_WHAT IS REQUIRED_: Please repeat each line below exactly, with no images in the copy.

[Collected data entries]
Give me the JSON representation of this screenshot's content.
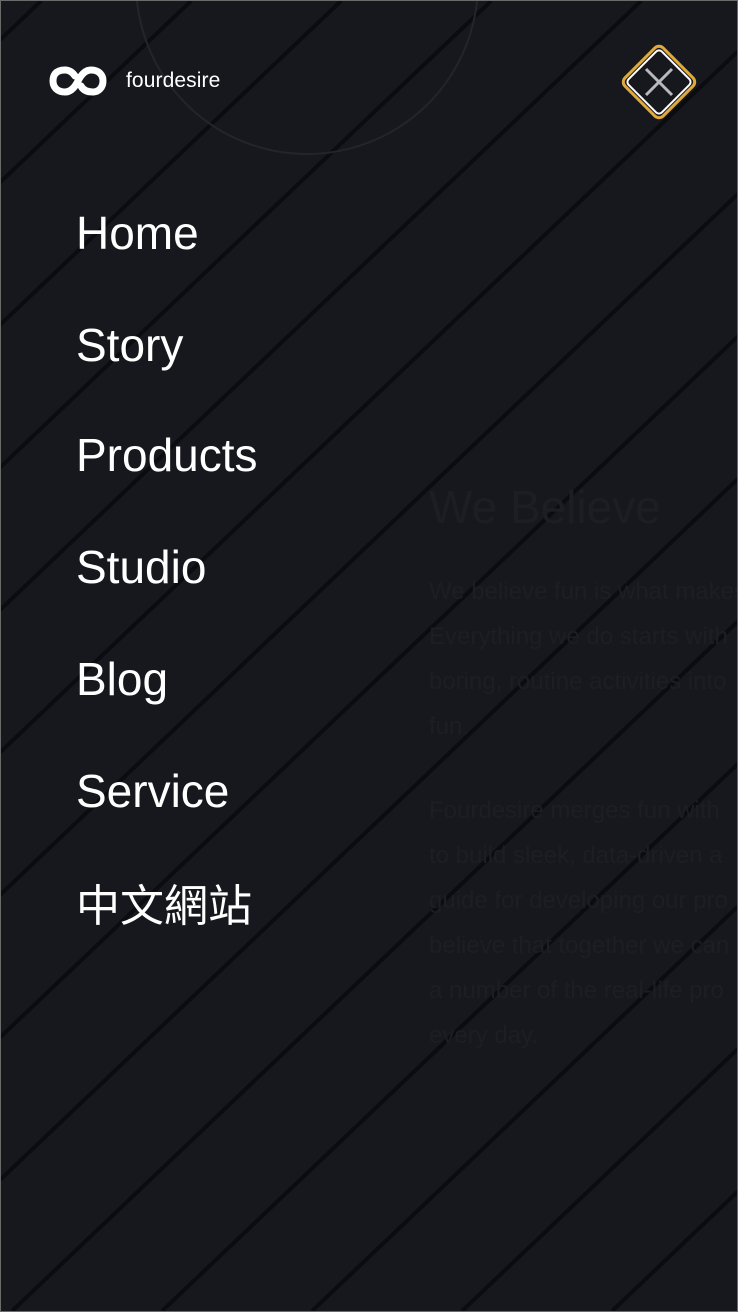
{
  "brand": {
    "name": "fourdesire",
    "icon": "infinity-logo-icon"
  },
  "close_button": {
    "icon": "close-x-icon",
    "accent_color": "#e0a93b"
  },
  "menu": {
    "items": [
      {
        "label": "Home"
      },
      {
        "label": "Story"
      },
      {
        "label": "Products"
      },
      {
        "label": "Studio"
      },
      {
        "label": "Blog"
      },
      {
        "label": "Service"
      },
      {
        "label": "中文網站"
      }
    ]
  },
  "background_section": {
    "title": "We Believe",
    "paragraphs": [
      {
        "lines": [
          "We believe fun is what makes",
          "Everything we do starts with",
          "boring, routine activities into",
          "fun."
        ]
      },
      {
        "lines": [
          "Fourdesire merges fun with",
          "to build sleek, data-driven a",
          "guide for developing our pro",
          "believe that together we can",
          "a number of the real-life pro",
          "every day."
        ]
      }
    ]
  },
  "theme": {
    "background": "#17181e",
    "stripe": "#0b0c10",
    "text": "#ffffff"
  }
}
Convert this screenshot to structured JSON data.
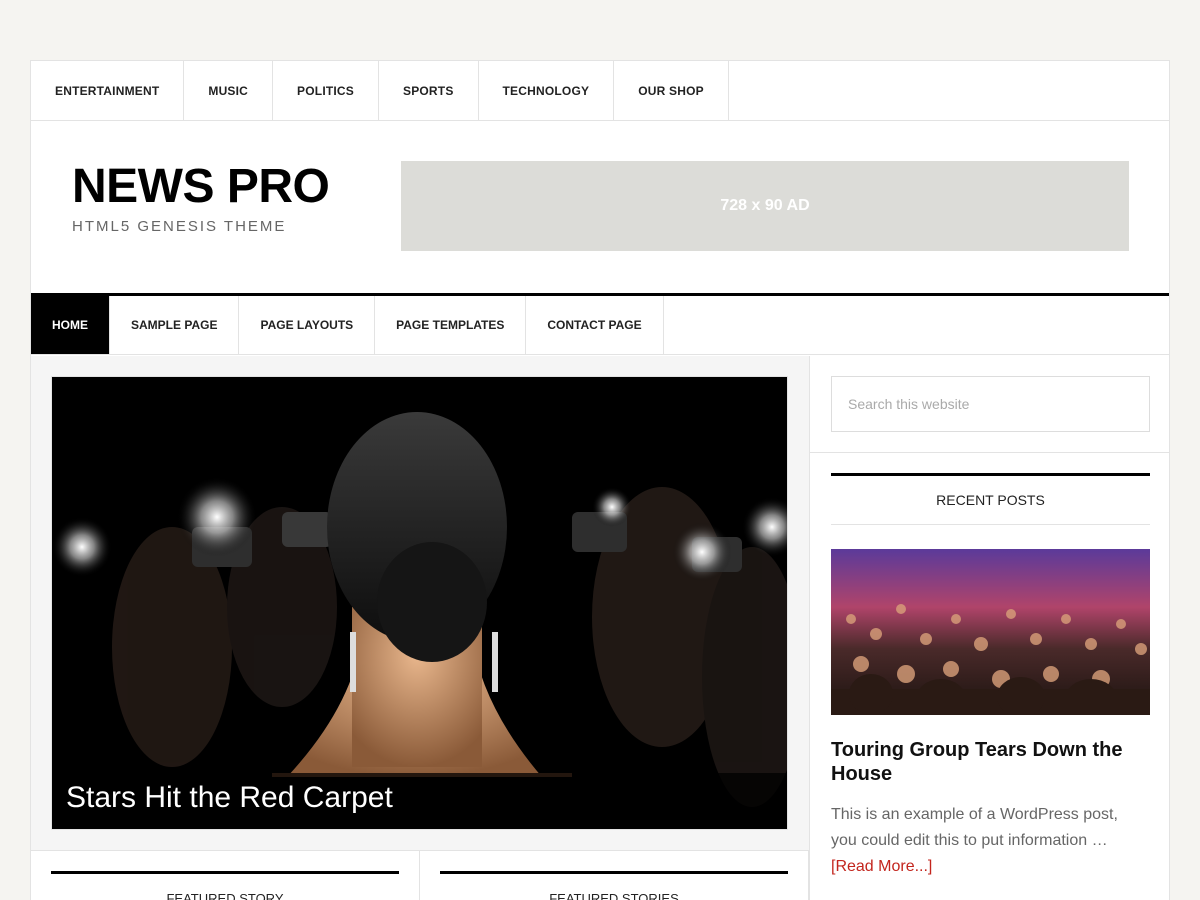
{
  "top_nav": [
    "ENTERTAINMENT",
    "MUSIC",
    "POLITICS",
    "SPORTS",
    "TECHNOLOGY",
    "OUR SHOP"
  ],
  "header": {
    "title": "NEWS PRO",
    "description": "HTML5 GENESIS THEME",
    "ad_label": "728 x 90 AD"
  },
  "main_nav": [
    "HOME",
    "SAMPLE PAGE",
    "PAGE LAYOUTS",
    "PAGE TEMPLATES",
    "CONTACT PAGE"
  ],
  "featured": {
    "title": "Stars Hit the Red Carpet"
  },
  "bottom_widgets": [
    "FEATURED STORY",
    "FEATURED STORIES"
  ],
  "sidebar": {
    "search_placeholder": "Search this website",
    "recent_posts_title": "RECENT POSTS",
    "post_title": "Touring Group Tears Down the House",
    "post_excerpt": "This is an example of a WordPress post, you could edit this to put information …",
    "read_more": "[Read More...]"
  },
  "colors": {
    "accent_link": "#c3251d",
    "nav_active_bg": "#000000",
    "page_bg": "#f5f4f1"
  }
}
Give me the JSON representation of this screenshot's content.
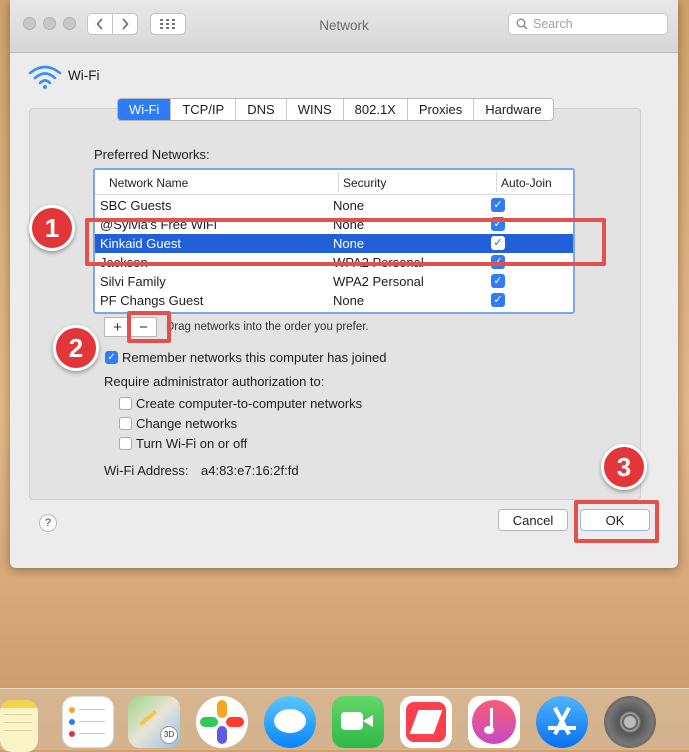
{
  "window": {
    "title": "Network",
    "search_placeholder": "Search",
    "back_icon": "chevron-left-icon",
    "forward_icon": "chevron-right-icon",
    "grid_icon": "grid-icon"
  },
  "header": {
    "label": "Wi-Fi",
    "icon": "wifi-icon"
  },
  "tabs": [
    "Wi-Fi",
    "TCP/IP",
    "DNS",
    "WINS",
    "802.1X",
    "Proxies",
    "Hardware"
  ],
  "active_tab": "Wi-Fi",
  "preferred": {
    "label": "Preferred Networks:",
    "columns": [
      "Network Name",
      "Security",
      "Auto-Join"
    ],
    "rows": [
      {
        "name": "SBC Guests",
        "security": "None",
        "auto_join": true
      },
      {
        "name": "@Sylvia's Free WiFi",
        "security": "None",
        "auto_join": true
      },
      {
        "name": "Kinkaid Guest",
        "security": "None",
        "auto_join": true,
        "selected": true
      },
      {
        "name": "Jackson",
        "security": "WPA2 Personal",
        "auto_join": true
      },
      {
        "name": "Silvi Family",
        "security": "WPA2 Personal",
        "auto_join": true
      },
      {
        "name": "PF Changs Guest",
        "security": "None",
        "auto_join": true
      }
    ],
    "add_label": "+",
    "remove_label": "−",
    "drag_hint": "Drag networks into the order you prefer."
  },
  "options": {
    "remember": {
      "label": "Remember networks this computer has joined",
      "checked": true
    },
    "require_label": "Require administrator authorization to:",
    "admin": [
      {
        "label": "Create computer-to-computer networks",
        "checked": false
      },
      {
        "label": "Change networks",
        "checked": false
      },
      {
        "label": "Turn Wi-Fi on or off",
        "checked": false
      }
    ],
    "address_label": "Wi-Fi Address:",
    "address_value": "a4:83:e7:16:2f:fd"
  },
  "footer": {
    "help": "?",
    "cancel": "Cancel",
    "ok": "OK"
  },
  "callouts": [
    "1",
    "2",
    "3"
  ],
  "colors": {
    "accent": "#2f7cf6",
    "selection": "#2160d9",
    "callout": "#e2363a"
  },
  "dock": [
    "notes-icon",
    "reminders-icon",
    "maps-icon",
    "photos-icon",
    "messages-icon",
    "facetime-icon",
    "news-icon",
    "music-icon",
    "app-store-icon",
    "system-preferences-icon"
  ]
}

_ANSWER TO THIS EXERCISE_:
Give me the JSON representation of this screenshot's content.
{
  "brand": {
    "name": "fourdesire",
    "icon": "infinity-logo-icon"
  },
  "close_button": {
    "icon": "close-x-icon",
    "accent_color": "#e0a93b"
  },
  "menu": {
    "items": [
      {
        "label": "Home"
      },
      {
        "label": "Story"
      },
      {
        "label": "Products"
      },
      {
        "label": "Studio"
      },
      {
        "label": "Blog"
      },
      {
        "label": "Service"
      },
      {
        "label": "中文網站"
      }
    ]
  },
  "background_section": {
    "title": "We Believe",
    "paragraphs": [
      {
        "lines": [
          "We believe fun is what makes",
          "Everything we do starts with",
          "boring, routine activities into",
          "fun."
        ]
      },
      {
        "lines": [
          "Fourdesire merges fun with",
          "to build sleek, data-driven a",
          "guide for developing our pro",
          "believe that together we can",
          "a number of the real-life pro",
          "every day."
        ]
      }
    ]
  },
  "theme": {
    "background": "#17181e",
    "stripe": "#0b0c10",
    "text": "#ffffff"
  }
}
Convert this screenshot to structured JSON data.
{
  "top_nav": [
    "ENTERTAINMENT",
    "MUSIC",
    "POLITICS",
    "SPORTS",
    "TECHNOLOGY",
    "OUR SHOP"
  ],
  "header": {
    "title": "NEWS PRO",
    "description": "HTML5 GENESIS THEME",
    "ad_label": "728 x 90 AD"
  },
  "main_nav": [
    "HOME",
    "SAMPLE PAGE",
    "PAGE LAYOUTS",
    "PAGE TEMPLATES",
    "CONTACT PAGE"
  ],
  "featured": {
    "title": "Stars Hit the Red Carpet"
  },
  "bottom_widgets": [
    "FEATURED STORY",
    "FEATURED STORIES"
  ],
  "sidebar": {
    "search_placeholder": "Search this website",
    "recent_posts_title": "RECENT POSTS",
    "post_title": "Touring Group Tears Down the House",
    "post_excerpt": "This is an example of a WordPress post, you could edit this to put information …",
    "read_more": "[Read More...]"
  },
  "colors": {
    "accent_link": "#c3251d",
    "nav_active_bg": "#000000",
    "page_bg": "#f5f4f1"
  }
}
Give me the JSON representation of this screenshot's content.
{
  "window": {
    "title": "Network",
    "search_placeholder": "Search",
    "back_icon": "chevron-left-icon",
    "forward_icon": "chevron-right-icon",
    "grid_icon": "grid-icon"
  },
  "header": {
    "label": "Wi-Fi",
    "icon": "wifi-icon"
  },
  "tabs": [
    "Wi-Fi",
    "TCP/IP",
    "DNS",
    "WINS",
    "802.1X",
    "Proxies",
    "Hardware"
  ],
  "active_tab": "Wi-Fi",
  "preferred": {
    "label": "Preferred Networks:",
    "columns": [
      "Network Name",
      "Security",
      "Auto-Join"
    ],
    "rows": [
      {
        "name": "SBC Guests",
        "security": "None",
        "auto_join": true
      },
      {
        "name": "@Sylvia's Free WiFi",
        "security": "None",
        "auto_join": true
      },
      {
        "name": "Kinkaid Guest",
        "security": "None",
        "auto_join": true,
        "selected": true
      },
      {
        "name": "Jackson",
        "security": "WPA2 Personal",
        "auto_join": true
      },
      {
        "name": "Silvi Family",
        "security": "WPA2 Personal",
        "auto_join": true
      },
      {
        "name": "PF Changs Guest",
        "security": "None",
        "auto_join": true
      }
    ],
    "add_label": "+",
    "remove_label": "−",
    "drag_hint": "Drag networks into the order you prefer."
  },
  "options": {
    "remember": {
      "label": "Remember networks this computer has joined",
      "checked": true
    },
    "require_label": "Require administrator authorization to:",
    "admin": [
      {
        "label": "Create computer-to-computer networks",
        "checked": false
      },
      {
        "label": "Change networks",
        "checked": false
      },
      {
        "label": "Turn Wi-Fi on or off",
        "checked": false
      }
    ],
    "address_label": "Wi-Fi Address:",
    "address_value": "a4:83:e7:16:2f:fd"
  },
  "footer": {
    "help": "?",
    "cancel": "Cancel",
    "ok": "OK"
  },
  "callouts": [
    "1",
    "2",
    "3"
  ],
  "colors": {
    "accent": "#2f7cf6",
    "selection": "#2160d9",
    "callout": "#e2363a"
  },
  "dock": [
    "notes-icon",
    "reminders-icon",
    "maps-icon",
    "photos-icon",
    "messages-icon",
    "facetime-icon",
    "news-icon",
    "music-icon",
    "app-store-icon",
    "system-preferences-icon"
  ]
}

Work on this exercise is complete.